• _What this task involves_
Write the records out again exactly, but without pictures.

• _Task data_
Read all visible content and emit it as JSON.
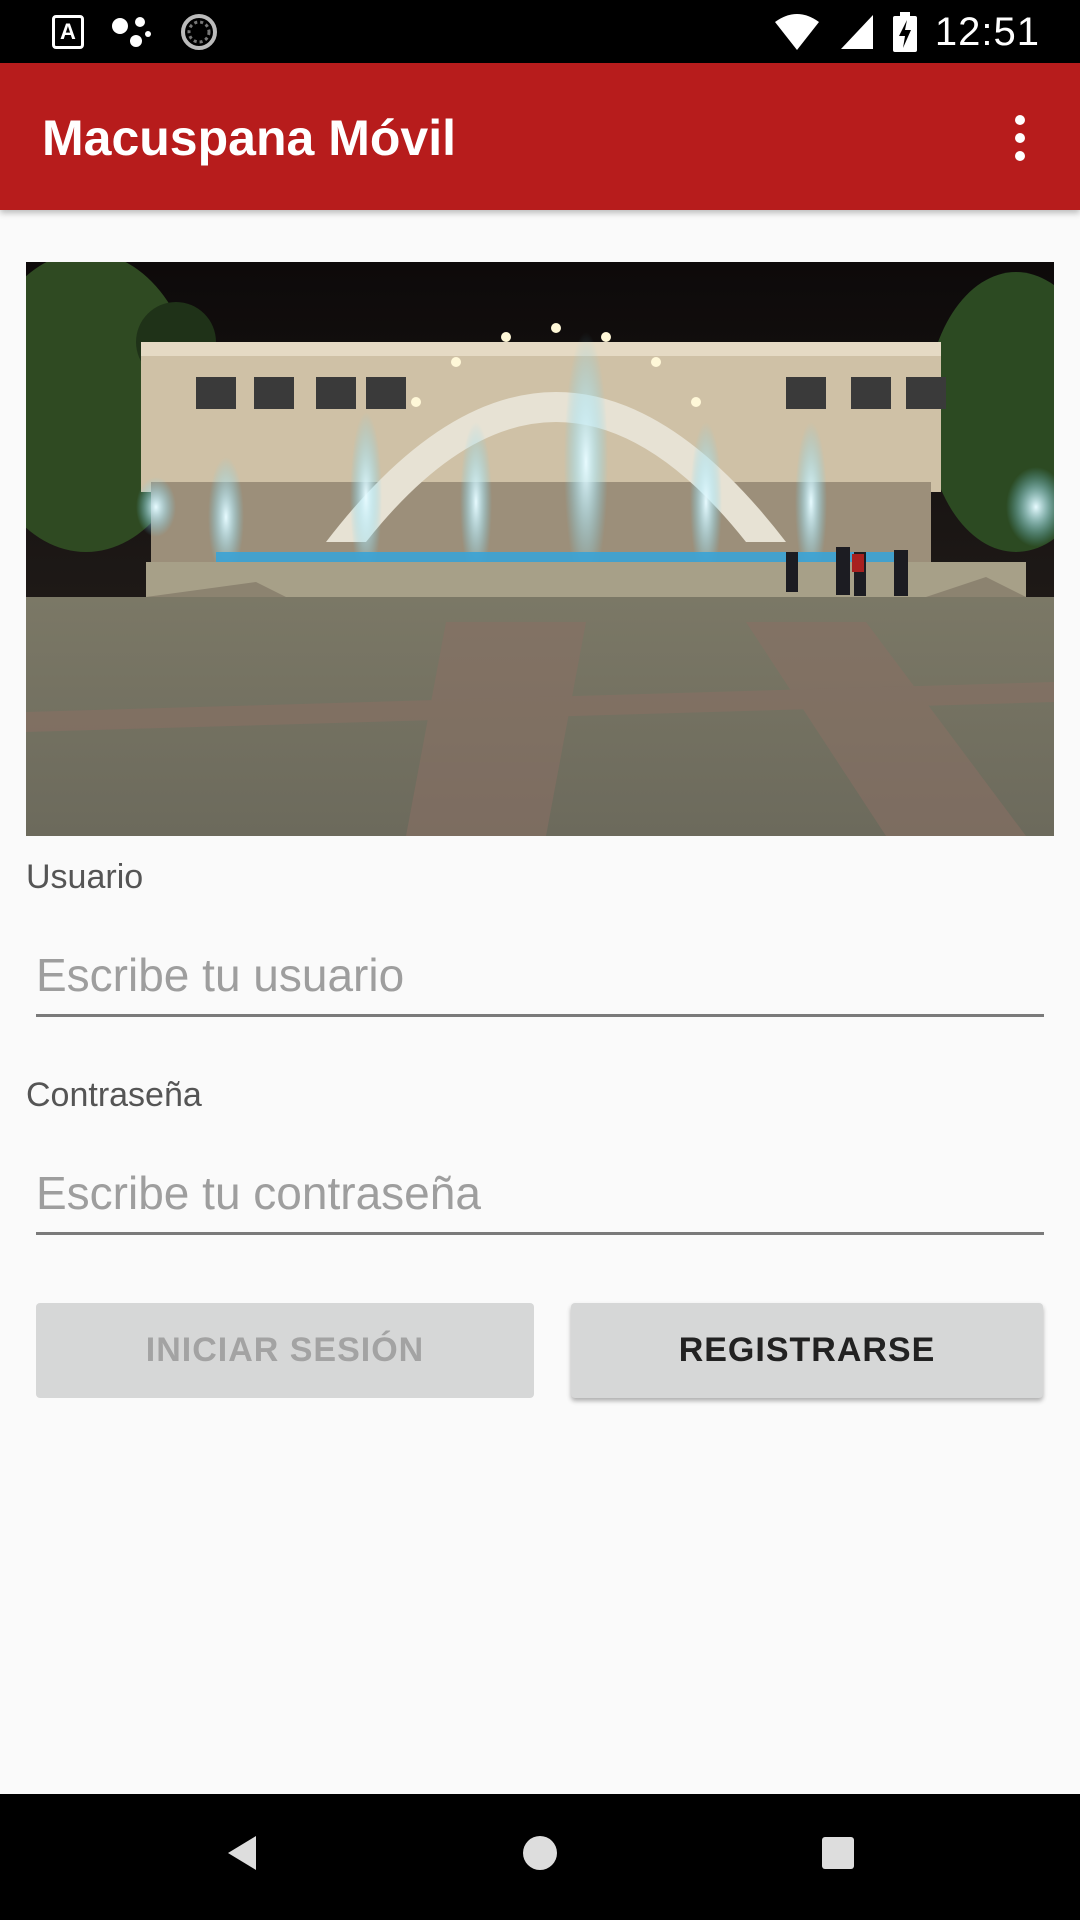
{
  "status_bar": {
    "time": "12:51",
    "a_icon_letter": "A",
    "icons": [
      "a-icon",
      "assistant-icon",
      "sync-icon",
      "wifi-icon",
      "signal-icon",
      "battery-charging-icon"
    ]
  },
  "app_bar": {
    "title": "Macuspana Móvil",
    "color": "#b71c1c",
    "overflow_icon": "more-vert-icon"
  },
  "form": {
    "user_label": "Usuario",
    "user_placeholder": "Escribe tu usuario",
    "user_value": "",
    "password_label": "Contraseña",
    "password_placeholder": "Escribe tu contraseña",
    "password_value": ""
  },
  "buttons": {
    "login_label": "INICIAR SESIÓN",
    "login_enabled": false,
    "register_label": "REGISTRARSE"
  },
  "nav_bar": {
    "icons": [
      "back-icon",
      "home-icon",
      "recents-icon"
    ]
  }
}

• _Response for this exercise_
Read all visible content and emit it as JSON.
{
  "status_bar": {
    "time": "12:51",
    "a_icon_letter": "A",
    "icons": [
      "a-icon",
      "assistant-icon",
      "sync-icon",
      "wifi-icon",
      "signal-icon",
      "battery-charging-icon"
    ]
  },
  "app_bar": {
    "title": "Macuspana Móvil",
    "color": "#b71c1c",
    "overflow_icon": "more-vert-icon"
  },
  "form": {
    "user_label": "Usuario",
    "user_placeholder": "Escribe tu usuario",
    "user_value": "",
    "password_label": "Contraseña",
    "password_placeholder": "Escribe tu contraseña",
    "password_value": ""
  },
  "buttons": {
    "login_label": "INICIAR SESIÓN",
    "login_enabled": false,
    "register_label": "REGISTRARSE"
  },
  "nav_bar": {
    "icons": [
      "back-icon",
      "home-icon",
      "recents-icon"
    ]
  }
}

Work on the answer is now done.